Drafts is where text begins

Drafts, by Agile Tortoise, isn’t exactly an unknown app. On the contrary, it is one of the crown jewels of the iOS platform. It is one of the few apps with an in-app purchase tip jar that I actually threw money in—a few times, actually. Drafts makes my life simpler, in little ways, every day. Like one of my other favorite writing apps, Ulysses, it is a pleasure to use.

Drafts is primarily meant for quick text entry, and then pushing that text to another app for processing or storage. For example, I type most calendar entries and Google searches in Drafts (which is in my home screen toolbar) and, in two taps, open them for processing in Fantastical or Safari (which are not in my toolbar). Drafts 4, which has been out quite a while now, expands on that basic idea, and delivers a very useful utility and a top-notch text editor.

Not just for automation—for writing!

Drafts is already well known for its automation capabilities. It is great for drafting a tweet and posting it to Twitter (either natively or via another app), or for writing out a calendar entry and pushing it to Fantastical or Calendars 5 for parsing. What it is not well known for—but should be—is that it is the most customizable text editor on iOS. Editorial has long held that crown, thanks to its its support of snippets and extensibility with Python scripts. Drafts, however, outdoes Editorial when it comes to customizing the editor itself, which has a profound effect on writing experience.
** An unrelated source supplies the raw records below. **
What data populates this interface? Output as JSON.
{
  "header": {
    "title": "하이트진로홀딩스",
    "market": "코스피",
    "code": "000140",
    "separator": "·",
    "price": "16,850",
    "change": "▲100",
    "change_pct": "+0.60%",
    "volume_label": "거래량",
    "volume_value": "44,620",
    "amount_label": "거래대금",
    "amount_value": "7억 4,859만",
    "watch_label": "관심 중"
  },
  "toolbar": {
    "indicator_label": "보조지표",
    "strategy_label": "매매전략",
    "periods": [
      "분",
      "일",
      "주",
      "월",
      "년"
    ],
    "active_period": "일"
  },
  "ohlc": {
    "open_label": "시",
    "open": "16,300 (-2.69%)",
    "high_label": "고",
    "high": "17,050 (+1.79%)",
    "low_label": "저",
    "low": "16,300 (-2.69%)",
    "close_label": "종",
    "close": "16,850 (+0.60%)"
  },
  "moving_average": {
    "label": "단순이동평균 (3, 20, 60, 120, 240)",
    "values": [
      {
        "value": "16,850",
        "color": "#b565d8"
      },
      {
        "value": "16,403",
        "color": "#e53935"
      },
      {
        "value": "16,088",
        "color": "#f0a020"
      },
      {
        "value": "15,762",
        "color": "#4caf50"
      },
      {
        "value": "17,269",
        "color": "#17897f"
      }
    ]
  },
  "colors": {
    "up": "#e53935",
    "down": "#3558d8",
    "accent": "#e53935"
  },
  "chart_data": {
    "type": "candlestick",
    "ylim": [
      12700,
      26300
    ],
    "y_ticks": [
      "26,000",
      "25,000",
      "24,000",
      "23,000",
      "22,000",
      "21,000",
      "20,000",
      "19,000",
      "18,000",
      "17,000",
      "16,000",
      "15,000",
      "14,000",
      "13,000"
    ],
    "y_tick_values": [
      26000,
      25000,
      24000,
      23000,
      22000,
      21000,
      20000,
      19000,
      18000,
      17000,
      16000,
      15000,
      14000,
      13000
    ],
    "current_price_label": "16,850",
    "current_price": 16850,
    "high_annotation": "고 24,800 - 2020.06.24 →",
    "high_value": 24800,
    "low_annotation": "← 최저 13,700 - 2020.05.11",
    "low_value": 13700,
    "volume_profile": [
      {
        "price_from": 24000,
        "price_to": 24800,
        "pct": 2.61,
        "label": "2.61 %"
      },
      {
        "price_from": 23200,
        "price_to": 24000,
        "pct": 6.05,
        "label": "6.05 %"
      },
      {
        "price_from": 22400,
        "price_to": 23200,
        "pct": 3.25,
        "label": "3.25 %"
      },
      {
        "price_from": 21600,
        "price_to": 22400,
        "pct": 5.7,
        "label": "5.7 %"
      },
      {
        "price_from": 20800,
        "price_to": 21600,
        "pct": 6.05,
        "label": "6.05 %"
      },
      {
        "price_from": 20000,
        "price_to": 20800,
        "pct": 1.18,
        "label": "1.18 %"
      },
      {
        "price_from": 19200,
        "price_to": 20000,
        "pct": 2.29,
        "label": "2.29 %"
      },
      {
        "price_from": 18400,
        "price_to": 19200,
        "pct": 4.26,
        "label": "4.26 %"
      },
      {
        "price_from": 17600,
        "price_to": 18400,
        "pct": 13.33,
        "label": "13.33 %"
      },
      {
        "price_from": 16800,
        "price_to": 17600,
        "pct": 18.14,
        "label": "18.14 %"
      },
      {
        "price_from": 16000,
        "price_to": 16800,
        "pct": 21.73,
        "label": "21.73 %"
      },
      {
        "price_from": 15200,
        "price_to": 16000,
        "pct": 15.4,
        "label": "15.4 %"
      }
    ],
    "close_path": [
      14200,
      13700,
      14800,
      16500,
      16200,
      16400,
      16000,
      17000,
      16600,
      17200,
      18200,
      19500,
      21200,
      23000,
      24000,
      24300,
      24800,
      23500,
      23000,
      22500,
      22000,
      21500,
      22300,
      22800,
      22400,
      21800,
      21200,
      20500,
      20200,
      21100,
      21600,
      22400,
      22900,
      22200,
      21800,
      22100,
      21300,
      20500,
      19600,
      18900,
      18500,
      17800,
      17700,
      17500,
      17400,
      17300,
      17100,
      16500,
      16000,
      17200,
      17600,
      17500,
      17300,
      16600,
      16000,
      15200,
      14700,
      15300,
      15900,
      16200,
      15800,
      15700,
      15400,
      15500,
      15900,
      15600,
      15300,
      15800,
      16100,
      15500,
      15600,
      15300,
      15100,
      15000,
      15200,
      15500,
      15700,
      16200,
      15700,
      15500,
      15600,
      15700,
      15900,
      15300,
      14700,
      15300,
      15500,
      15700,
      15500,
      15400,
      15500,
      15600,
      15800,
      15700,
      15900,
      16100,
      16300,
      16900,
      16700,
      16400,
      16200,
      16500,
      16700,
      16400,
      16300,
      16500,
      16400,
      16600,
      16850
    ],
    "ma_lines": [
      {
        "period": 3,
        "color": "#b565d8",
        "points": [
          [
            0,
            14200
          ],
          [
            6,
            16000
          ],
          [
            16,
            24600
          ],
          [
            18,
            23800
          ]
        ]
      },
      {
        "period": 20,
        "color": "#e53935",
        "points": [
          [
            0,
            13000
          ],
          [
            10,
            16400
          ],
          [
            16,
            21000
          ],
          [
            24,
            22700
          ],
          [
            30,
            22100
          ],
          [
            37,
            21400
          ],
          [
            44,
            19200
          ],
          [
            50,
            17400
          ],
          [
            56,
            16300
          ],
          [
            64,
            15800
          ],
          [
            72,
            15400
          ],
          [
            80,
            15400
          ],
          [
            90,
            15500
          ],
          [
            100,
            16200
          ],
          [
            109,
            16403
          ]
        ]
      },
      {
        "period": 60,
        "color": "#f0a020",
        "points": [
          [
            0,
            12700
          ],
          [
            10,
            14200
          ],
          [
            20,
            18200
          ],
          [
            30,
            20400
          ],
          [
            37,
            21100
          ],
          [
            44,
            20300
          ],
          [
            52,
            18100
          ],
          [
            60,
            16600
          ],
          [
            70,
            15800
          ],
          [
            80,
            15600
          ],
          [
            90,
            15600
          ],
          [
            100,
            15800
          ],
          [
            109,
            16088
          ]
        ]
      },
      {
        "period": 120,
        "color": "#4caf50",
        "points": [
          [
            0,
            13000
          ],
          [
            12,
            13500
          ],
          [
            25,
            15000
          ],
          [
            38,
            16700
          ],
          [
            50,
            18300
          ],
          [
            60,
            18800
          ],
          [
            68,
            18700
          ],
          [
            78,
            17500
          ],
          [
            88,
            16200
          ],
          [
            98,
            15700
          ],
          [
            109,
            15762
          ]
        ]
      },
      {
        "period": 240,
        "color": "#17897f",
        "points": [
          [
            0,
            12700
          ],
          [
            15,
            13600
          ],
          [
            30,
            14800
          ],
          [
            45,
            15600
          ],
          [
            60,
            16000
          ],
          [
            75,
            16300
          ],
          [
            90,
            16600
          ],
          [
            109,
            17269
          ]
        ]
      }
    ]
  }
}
In Drafts, actions can change the text your are writing, send some or all of it to another app, turn on/off night mode within the app, and so on. You can download actions from the developer’s extensive library, of, if you are a bit of a programmer, you can them yourself in JavaScript, from within the app. You can assign these actions to the main menu, which is accessible from the top-right icon, or from a swipe to the left. That’s the basic stuff. You can also assign these actions to a custom toolbar that is displayed over the keyboard. Even better, for hardware keyboard users, you can assign your own hardware keyboard shortcuts to these actions, too. No other iOS app that I use does this!

I use Drafts on my iPad primarily for writing notes, such as when I get a phone call or am in a meeting. I use my custom toolbar buttons to input today’s date, paste text, format headings and lists in Markdown, send various lines (text selections) to my todo.txt file (via Dropbox), and so on. At the end of my writing session, I send the entire note to Dropbox for storage.

Notes don’t have to be exported, however. They can stay in Drafts and sync to all your other iOS devices via iCloud. You can also organize them there. There are three basic folders—Inbox, Archive, and Trash—to put notes into. You can flag notes for future retrieval, and filter them them by folder, flag status, and keywords (search terms within the note text) into custom “folders” or saved searches as well. I have not switched over to using Drafts as a full-fledged notes app (most of my drafts get automatically deleted after 30 days in the Trash folder), but I am thinking about it.

Drafts in the future

Drafts 4 has been around for a while now. Drafts 5 is coming, someday, with even more features: TaskPaper editing is a feature that I am looking forward to. I expect the pricing model to change from paid upfront to a subscription; I will be happy to pay for it, as a valuable companion to Ulysses for writing, and a valuable sidekick to practically every other app in the iOS ecosystem.